Work request ->
Pictures must not be copied, but every entry must be reproduced exactly.

Data records for software interfaces ->
= = = =

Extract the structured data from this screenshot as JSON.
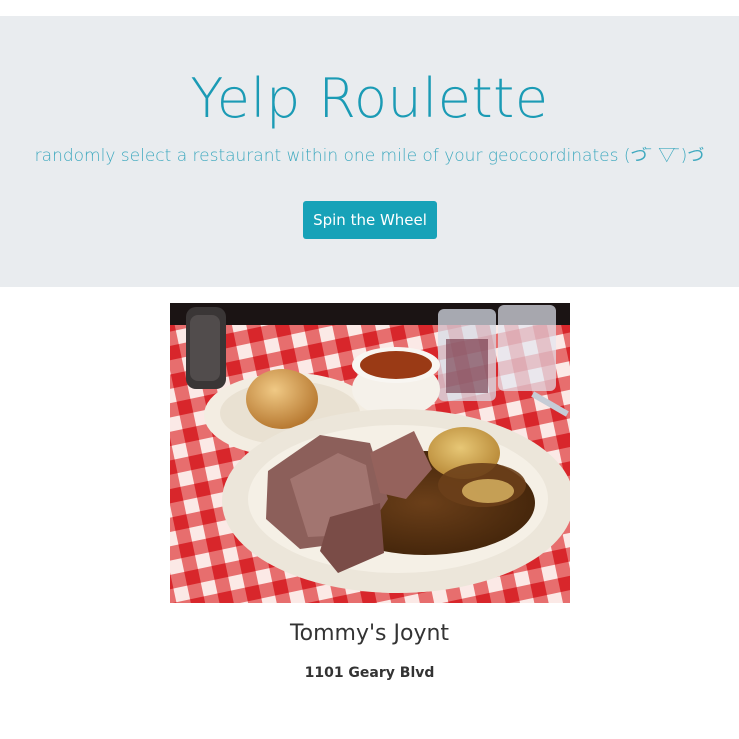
{
  "header": {
    "title": "Yelp Roulette",
    "subtitle": "randomly select a restaurant within one mile of your geocoordinates (づ ̄ ▽ ̄)づ",
    "spin_button_label": "Spin the Wheel"
  },
  "result": {
    "photo_alt": "Tommy's Joynt",
    "name": "Tommy's Joynt",
    "address": "1101 Geary Blvd"
  },
  "colors": {
    "accent": "#17a2b8",
    "hero_background": "#e9ecef",
    "text_dark": "#333333"
  }
}
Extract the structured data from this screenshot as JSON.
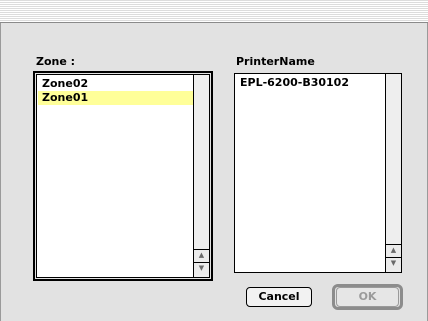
{
  "dialog": {
    "zone_label": "Zone :",
    "printer_label": "PrinterName",
    "zones": [
      {
        "label": "Zone02",
        "selected": false
      },
      {
        "label": "Zone01",
        "selected": true
      }
    ],
    "printers": [
      {
        "label": "EPL-6200-B30102"
      }
    ],
    "cancel_label": "Cancel",
    "ok_label": "OK",
    "ok_enabled": false,
    "scroll_up_icon": "triangle-up",
    "scroll_down_icon": "triangle-down",
    "selection_color": "#ffff99"
  }
}
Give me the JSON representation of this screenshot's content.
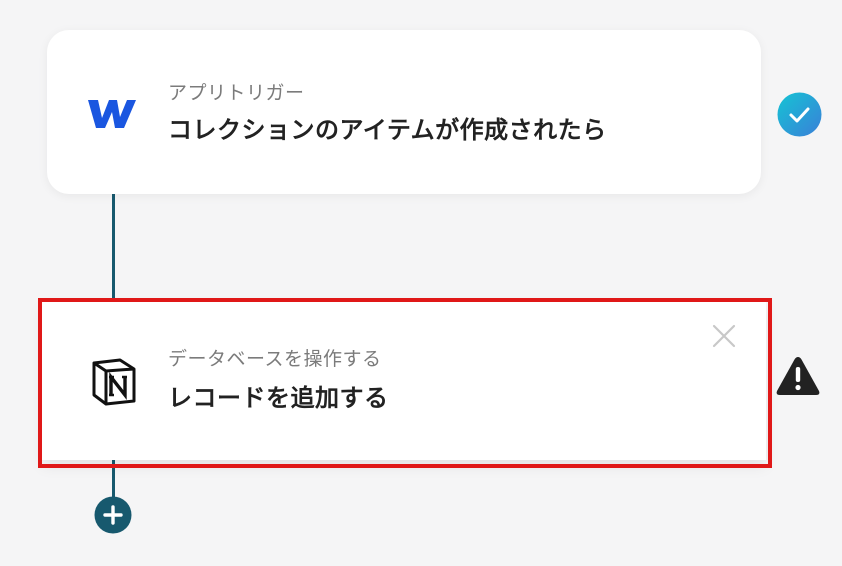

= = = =

Response ->
Extract the structured data from this screenshot as JSON.
{
  "header": {
    "title": "Yelp Roulette",
    "subtitle": "randomly select a restaurant within one mile of your geocoordinates (づ ̄ ▽ ̄)づ",
    "spin_button_label": "Spin the Wheel"
  },
  "result": {
    "photo_alt": "Tommy's Joynt",
    "name": "Tommy's Joynt",
    "address": "1101 Geary Blvd"
  },
  "colors": {
    "accent": "#17a2b8",
    "hero_background": "#e9ecef",
    "text_dark": "#333333"
  }
}
Extract the structured data from this screenshot as JSON.
{
  "dialog": {
    "zone_label": "Zone :",
    "printer_label": "PrinterName",
    "zones": [
      {
        "label": "Zone02",
        "selected": false
      },
      {
        "label": "Zone01",
        "selected": true
      }
    ],
    "printers": [
      {
        "label": "EPL-6200-B30102"
      }
    ],
    "cancel_label": "Cancel",
    "ok_label": "OK",
    "ok_enabled": false,
    "scroll_up_icon": "triangle-up",
    "scroll_down_icon": "triangle-down",
    "selection_color": "#ffff99"
  }
}
Give me the JSON representation of this screenshot's content.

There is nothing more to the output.